▶ WORK TO BE COMPLETED
Whenever a line below mentions the word "from", that line should be copied.

[Web page and app entries]
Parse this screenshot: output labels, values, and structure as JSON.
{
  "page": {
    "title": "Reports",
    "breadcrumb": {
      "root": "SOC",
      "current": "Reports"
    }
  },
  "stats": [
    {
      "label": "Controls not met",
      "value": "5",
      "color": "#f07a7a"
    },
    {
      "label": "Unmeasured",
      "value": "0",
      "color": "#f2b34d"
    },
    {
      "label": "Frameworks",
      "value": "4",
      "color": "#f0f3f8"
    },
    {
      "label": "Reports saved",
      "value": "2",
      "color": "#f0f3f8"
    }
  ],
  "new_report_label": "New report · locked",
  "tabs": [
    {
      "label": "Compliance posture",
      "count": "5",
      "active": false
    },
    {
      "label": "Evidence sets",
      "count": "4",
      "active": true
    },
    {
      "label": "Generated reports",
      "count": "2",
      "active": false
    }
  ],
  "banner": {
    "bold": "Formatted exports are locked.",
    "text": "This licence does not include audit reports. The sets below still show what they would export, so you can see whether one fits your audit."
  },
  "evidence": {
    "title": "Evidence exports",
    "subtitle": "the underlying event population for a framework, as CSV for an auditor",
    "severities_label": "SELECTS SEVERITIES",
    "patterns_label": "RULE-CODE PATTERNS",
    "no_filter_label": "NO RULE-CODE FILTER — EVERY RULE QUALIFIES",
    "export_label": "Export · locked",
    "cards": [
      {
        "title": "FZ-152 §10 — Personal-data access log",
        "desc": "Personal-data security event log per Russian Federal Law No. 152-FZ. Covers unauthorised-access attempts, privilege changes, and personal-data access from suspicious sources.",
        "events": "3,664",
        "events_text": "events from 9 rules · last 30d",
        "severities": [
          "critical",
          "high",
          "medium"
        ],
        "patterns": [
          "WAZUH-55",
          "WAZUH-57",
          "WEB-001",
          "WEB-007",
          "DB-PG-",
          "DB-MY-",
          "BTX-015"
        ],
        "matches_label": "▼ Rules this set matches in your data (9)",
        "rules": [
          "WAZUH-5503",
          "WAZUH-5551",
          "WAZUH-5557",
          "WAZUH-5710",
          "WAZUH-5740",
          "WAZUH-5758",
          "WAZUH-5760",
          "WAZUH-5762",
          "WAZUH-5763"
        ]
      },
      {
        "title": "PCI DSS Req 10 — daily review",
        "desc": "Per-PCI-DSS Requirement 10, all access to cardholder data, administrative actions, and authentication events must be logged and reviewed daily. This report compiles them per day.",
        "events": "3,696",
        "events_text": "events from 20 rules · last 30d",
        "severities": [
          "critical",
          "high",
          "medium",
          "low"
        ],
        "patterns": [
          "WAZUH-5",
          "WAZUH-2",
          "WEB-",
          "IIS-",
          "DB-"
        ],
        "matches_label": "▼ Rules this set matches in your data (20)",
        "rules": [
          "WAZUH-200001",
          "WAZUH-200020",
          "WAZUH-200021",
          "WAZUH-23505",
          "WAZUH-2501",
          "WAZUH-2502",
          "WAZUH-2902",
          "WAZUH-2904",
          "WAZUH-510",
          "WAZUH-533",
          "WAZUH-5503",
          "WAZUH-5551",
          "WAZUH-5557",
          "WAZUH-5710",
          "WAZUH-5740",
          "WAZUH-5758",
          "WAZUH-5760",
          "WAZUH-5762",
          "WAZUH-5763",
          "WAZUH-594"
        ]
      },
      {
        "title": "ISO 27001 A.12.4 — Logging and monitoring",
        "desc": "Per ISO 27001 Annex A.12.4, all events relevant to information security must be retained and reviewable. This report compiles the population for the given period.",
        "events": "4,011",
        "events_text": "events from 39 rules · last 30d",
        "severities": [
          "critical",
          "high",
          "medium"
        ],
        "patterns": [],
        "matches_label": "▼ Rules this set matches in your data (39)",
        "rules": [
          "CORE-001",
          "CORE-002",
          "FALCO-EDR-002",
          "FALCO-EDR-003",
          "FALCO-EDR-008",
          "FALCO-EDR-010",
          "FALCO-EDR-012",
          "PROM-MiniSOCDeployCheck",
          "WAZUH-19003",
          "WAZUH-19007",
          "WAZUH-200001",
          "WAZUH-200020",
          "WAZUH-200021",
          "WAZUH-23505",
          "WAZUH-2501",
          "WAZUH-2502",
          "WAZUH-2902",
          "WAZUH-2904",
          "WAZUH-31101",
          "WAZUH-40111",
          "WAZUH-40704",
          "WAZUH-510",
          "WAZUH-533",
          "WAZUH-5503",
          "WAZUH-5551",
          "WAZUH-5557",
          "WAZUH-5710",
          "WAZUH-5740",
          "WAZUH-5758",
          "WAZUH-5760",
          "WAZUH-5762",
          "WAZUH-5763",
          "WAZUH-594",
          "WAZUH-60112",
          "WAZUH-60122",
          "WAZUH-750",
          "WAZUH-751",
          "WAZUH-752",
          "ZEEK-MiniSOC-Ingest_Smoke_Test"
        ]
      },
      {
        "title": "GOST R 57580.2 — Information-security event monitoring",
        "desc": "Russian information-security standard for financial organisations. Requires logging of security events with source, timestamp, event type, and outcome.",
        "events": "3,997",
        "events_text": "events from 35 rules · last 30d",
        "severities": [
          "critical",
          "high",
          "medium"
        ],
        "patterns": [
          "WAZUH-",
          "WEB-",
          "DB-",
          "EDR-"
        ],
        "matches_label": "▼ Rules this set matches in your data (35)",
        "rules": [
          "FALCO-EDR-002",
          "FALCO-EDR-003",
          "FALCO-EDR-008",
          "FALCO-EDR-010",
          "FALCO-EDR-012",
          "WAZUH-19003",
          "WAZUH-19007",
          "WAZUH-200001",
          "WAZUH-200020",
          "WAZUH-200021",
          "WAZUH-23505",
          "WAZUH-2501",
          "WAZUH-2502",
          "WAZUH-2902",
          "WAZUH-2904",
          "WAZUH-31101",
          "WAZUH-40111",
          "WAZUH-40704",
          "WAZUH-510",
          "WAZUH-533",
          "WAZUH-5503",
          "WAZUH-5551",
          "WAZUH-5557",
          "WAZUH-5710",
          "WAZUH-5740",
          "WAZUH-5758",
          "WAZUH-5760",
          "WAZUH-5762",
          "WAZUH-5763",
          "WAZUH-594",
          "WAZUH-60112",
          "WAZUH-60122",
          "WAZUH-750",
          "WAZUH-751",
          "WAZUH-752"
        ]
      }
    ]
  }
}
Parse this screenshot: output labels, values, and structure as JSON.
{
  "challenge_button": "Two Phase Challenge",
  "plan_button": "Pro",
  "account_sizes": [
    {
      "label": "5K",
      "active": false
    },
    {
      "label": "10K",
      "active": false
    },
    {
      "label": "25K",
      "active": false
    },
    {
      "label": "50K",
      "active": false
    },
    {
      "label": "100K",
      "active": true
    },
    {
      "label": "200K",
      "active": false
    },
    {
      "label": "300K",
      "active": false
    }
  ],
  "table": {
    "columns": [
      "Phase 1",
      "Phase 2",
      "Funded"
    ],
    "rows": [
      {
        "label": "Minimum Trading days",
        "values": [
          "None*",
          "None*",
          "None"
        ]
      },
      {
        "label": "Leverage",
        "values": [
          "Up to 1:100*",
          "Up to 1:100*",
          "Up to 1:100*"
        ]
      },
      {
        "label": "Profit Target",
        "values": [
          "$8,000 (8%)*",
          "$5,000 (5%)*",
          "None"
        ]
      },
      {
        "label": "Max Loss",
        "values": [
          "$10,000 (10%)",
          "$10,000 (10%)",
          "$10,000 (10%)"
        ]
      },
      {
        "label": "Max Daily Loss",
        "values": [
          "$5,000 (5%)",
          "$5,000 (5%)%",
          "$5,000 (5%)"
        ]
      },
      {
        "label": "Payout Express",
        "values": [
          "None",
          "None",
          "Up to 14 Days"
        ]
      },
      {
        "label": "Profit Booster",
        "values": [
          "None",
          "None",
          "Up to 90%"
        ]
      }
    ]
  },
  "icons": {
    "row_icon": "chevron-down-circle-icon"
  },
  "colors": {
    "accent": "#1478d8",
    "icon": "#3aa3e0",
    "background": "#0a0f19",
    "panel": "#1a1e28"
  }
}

▶ SOLUTION FOR THIS TASK
        "desc": "Personal-data security event log per Russian Federal Law No. 152-FZ. Covers unauthorised-access attempts, privilege changes, and personal-data access from suspicious sources.",
        "events_text": "events from 9 rules · last 30d",
        "events_text": "events from 20 rules · last 30d",
        "events_text": "events from 39 rules · last 30d",
        "events_text": "events from 35 rules · last 30d",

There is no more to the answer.